### [Try it]
Below are the records; count how many of their lines contain the word "Data" and give that number only.

'''

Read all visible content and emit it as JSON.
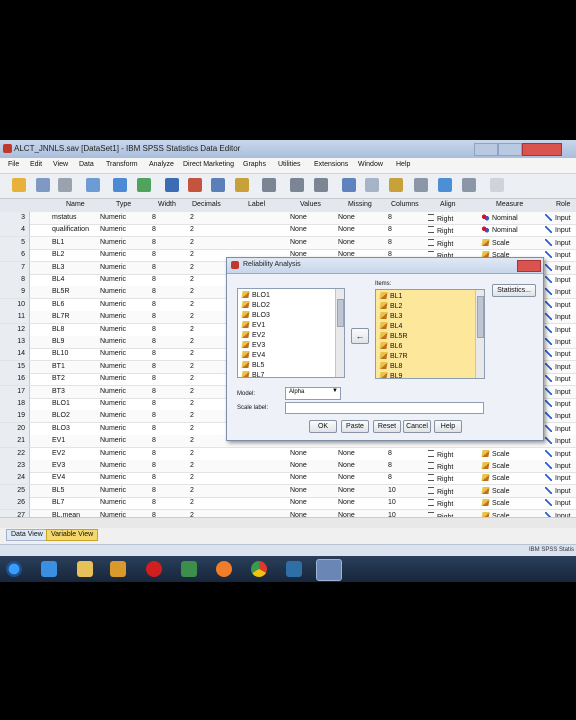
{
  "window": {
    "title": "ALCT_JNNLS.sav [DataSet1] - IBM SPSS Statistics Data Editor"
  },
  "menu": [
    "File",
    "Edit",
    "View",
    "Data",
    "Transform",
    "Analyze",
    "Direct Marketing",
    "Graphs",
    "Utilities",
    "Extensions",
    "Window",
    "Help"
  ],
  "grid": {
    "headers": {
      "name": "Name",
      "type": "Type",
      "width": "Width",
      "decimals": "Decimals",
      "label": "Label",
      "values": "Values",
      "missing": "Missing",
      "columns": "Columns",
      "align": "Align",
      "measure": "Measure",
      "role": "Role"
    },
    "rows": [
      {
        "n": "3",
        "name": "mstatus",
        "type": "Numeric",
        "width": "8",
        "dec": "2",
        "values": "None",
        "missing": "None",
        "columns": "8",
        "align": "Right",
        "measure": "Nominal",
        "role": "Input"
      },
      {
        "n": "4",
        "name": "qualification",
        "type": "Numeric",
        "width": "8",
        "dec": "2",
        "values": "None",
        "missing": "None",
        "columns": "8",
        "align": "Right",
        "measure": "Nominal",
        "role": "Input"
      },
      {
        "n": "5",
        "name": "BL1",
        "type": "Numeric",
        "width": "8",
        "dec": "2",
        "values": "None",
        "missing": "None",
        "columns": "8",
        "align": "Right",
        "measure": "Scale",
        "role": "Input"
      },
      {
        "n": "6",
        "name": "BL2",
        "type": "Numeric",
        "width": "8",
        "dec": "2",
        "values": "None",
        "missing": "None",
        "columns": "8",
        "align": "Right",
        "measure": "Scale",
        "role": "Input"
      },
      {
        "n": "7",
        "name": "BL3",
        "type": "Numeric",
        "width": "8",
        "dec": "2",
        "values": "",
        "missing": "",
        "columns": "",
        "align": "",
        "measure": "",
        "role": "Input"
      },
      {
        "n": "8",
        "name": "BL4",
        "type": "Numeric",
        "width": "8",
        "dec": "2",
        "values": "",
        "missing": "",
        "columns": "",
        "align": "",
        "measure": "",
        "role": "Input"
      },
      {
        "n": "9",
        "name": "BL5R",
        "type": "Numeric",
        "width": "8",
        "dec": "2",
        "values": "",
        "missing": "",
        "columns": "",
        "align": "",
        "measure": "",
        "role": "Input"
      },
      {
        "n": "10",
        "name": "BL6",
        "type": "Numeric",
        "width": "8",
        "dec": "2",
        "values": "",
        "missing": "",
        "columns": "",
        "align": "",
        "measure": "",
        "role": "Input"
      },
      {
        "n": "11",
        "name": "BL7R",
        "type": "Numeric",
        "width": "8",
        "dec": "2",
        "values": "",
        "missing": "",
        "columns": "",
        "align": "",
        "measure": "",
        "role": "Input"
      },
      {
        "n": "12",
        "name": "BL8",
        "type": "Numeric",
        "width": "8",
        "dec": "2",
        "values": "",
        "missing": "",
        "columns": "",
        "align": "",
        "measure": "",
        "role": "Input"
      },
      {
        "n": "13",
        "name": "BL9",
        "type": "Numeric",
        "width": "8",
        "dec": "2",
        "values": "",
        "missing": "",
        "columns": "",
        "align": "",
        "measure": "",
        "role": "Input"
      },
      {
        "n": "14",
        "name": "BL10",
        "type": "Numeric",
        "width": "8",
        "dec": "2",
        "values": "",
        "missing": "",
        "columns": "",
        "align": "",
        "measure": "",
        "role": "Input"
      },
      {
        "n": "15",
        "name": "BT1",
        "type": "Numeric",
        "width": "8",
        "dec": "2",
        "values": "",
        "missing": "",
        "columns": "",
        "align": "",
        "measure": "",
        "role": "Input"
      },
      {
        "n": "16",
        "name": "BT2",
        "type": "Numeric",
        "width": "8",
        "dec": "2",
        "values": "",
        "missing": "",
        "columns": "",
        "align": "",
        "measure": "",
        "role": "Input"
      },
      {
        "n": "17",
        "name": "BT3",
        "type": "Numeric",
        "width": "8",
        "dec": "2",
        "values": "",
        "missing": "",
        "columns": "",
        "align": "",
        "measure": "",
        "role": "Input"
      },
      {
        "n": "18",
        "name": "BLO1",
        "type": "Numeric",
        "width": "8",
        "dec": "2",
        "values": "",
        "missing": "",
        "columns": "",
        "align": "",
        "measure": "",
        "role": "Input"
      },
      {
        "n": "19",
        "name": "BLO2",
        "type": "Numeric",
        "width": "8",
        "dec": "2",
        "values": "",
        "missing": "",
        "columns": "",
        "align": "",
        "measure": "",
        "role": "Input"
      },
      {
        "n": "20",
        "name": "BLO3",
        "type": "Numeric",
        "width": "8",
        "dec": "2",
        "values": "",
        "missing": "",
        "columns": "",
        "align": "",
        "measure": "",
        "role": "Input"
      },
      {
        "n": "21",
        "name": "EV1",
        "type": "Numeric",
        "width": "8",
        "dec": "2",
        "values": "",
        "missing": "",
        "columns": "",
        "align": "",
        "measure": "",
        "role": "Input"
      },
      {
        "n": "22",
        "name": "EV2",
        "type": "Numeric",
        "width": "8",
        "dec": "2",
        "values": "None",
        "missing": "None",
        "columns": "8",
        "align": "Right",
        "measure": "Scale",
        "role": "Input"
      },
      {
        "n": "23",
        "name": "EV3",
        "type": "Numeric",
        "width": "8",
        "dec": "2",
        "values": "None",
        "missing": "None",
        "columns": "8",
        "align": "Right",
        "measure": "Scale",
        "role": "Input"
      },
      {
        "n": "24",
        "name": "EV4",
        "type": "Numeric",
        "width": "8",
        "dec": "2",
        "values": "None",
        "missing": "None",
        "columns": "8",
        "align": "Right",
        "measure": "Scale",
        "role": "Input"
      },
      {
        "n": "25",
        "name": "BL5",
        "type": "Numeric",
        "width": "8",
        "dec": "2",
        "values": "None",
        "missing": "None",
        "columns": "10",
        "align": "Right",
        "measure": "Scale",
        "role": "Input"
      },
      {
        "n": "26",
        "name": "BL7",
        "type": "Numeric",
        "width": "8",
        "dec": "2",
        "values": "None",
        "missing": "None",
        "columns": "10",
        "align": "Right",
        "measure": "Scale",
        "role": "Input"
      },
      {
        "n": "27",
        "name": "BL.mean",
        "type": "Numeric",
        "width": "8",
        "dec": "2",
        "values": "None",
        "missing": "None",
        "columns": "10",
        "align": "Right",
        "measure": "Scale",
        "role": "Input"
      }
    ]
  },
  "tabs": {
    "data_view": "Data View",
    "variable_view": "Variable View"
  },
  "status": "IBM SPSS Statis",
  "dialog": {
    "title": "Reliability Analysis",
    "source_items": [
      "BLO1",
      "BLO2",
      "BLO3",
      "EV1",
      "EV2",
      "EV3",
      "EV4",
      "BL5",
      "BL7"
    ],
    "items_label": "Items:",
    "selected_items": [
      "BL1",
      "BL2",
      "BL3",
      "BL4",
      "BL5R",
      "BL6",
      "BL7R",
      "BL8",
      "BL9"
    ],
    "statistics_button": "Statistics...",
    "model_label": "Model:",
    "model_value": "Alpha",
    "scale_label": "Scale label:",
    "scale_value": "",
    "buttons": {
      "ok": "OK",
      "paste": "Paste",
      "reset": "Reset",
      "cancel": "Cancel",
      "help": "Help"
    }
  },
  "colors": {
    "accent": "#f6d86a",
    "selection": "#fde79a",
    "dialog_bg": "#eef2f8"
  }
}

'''

### [Output]
3